ALBANESE: I wouldn’t mind coming to that Christopher.

PYNE: You’d be very welcome, Anthony, you’ve got quite a lot of problems; it could take more than an hour I think to go through all your problems.

FORDHAM: Why did you feel the need Christopher Pune to ask Malcolm Turnbull whether he had been canvassing the backbench?

PYNE: Because I was sitting next to him at the time and I saw the report of the tweet from Julia Baird so I thought that I should ask him and he told me. I mean why on earth wouldn’t I? Malcolm and I are very good friends, we’re not sitting here in a monastery where you can’t speak to each other.

FORDHAM: I feel a bit sorry for Julie Bishop’s loyalty being questioned. I gather from your comments today Christopher Pyne that she’s quite annoyed about the whole thing.

PYNE: I think Julie has been unfairly maligned in the press by some of the stories suggesting that she was not being as loyal as she should have been. The truth is that she has been a steadfast deputy for seven or eight years and she quite rightly felt that she shouldn’t have her loyalty being questioned.

FORDHAM: If I can go to you Mr Albanese you’ve have a pretty heavy day, Labor party figure and a good friend of yours Tom Uren has been farewelled today at a State Funeral at Sydney Town Hall. Can you tell us about that send off today and I’m gathering that it’s continuing in some way, shape or form?

ALBANESE: It was a wonderful sendoff and Tom Uren was someone who even people who disagreed with some of his views respected him.
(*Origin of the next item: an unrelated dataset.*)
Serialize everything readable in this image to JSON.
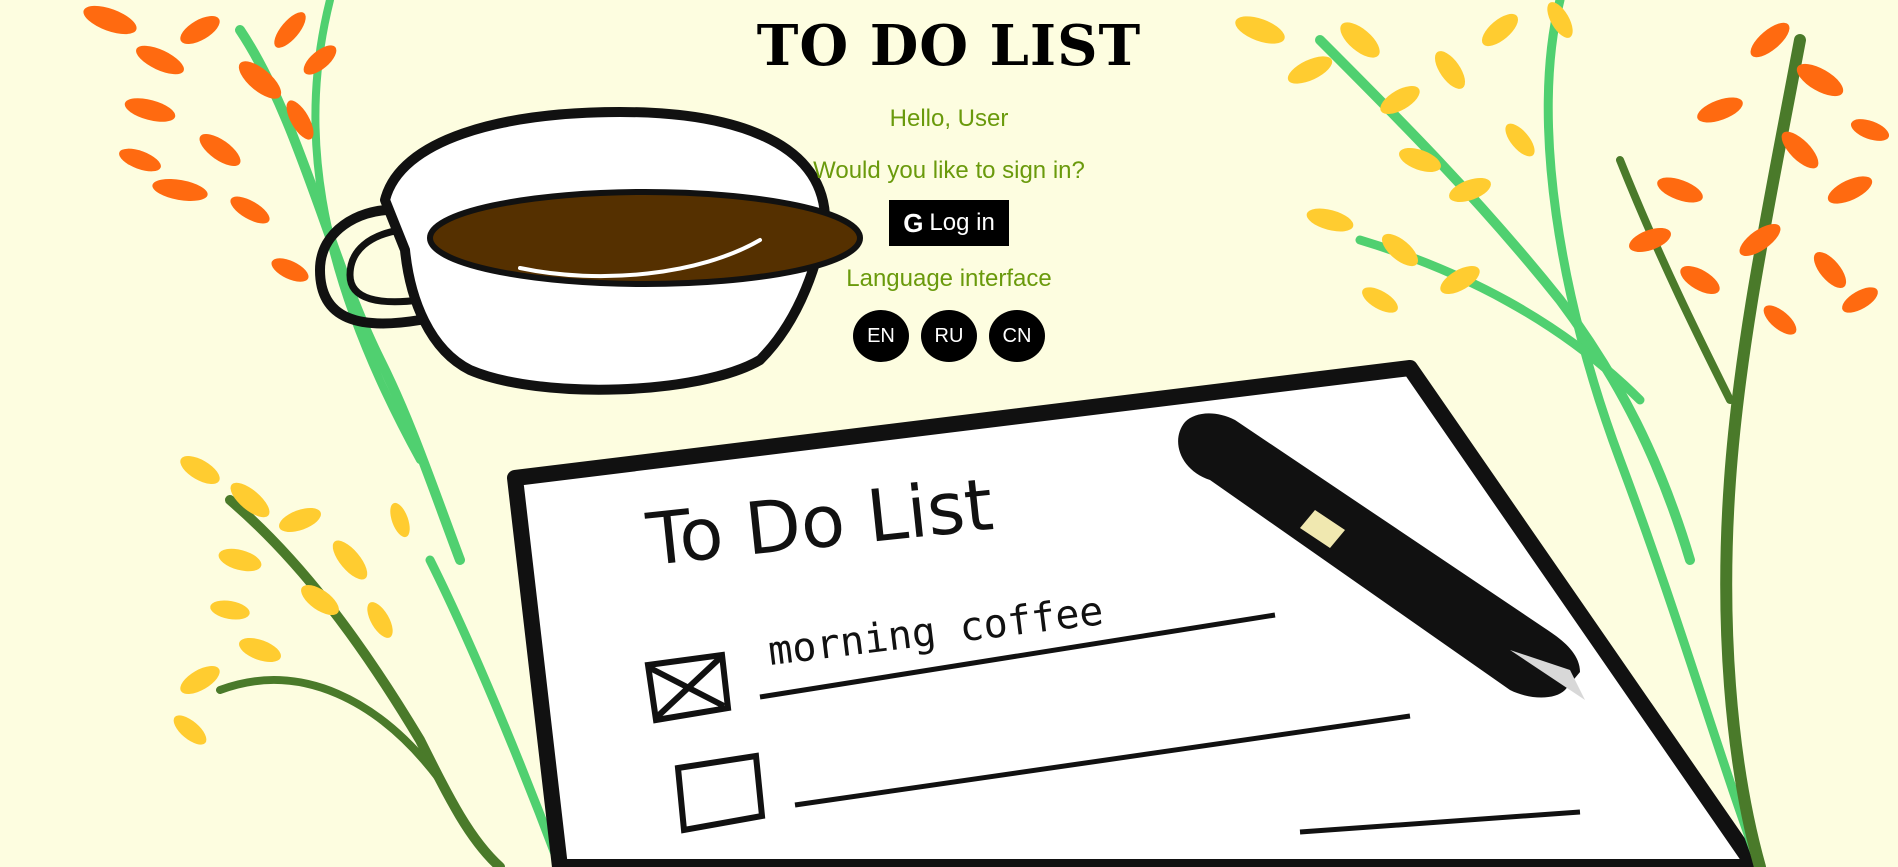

He fought for this nation being a Prisoner of War for four years to the Japanese, suffering the deprivation and trauma that occurred to people who worked on the Burma-Siam Railway. It was actually fantastic to see today at his funeral, someone from the other side of politics, Sir John Carrick, who also served, a great figure in the Liberal Party, a giant of Australian politics, there he was, aged 96 at Tom’s funeral. He came along with former Prime Minister John Howard. It was a wonderful send off to Tom and it was one that he deserved. Tom was a man of conviction, a man of principle. He was much loved. He made an extraordinary contribution over 93 years – defending Australia, as a sportsman, as a parliamentarian and as a political activist.

FORDHAM: It is nice to see when both sides of politics can put their differences aside for one common goal, sadly it sometimes takes a funeral to get you all together but not you two, you’re here every single week.

PYNE: Can I just say that I know Tom Uren was a particular favourite of Anthony’s and in fact I tweeted soon after his death that I passed on my condolences but also noted that he was a particular favourite of Anthony’s and it’s because I think he was a politician of conviction and that is exactly what people respect. I don’t think people always need to agree with you but if you seem have the courage of your convictions I think that goes a long way.

FORDHAM: Well said, good to talk to you both, we’ll chat to you again next week.

ALBANESE: Indeed we will.

FORDHAM: Anthony Albanese and Christopher Pyne.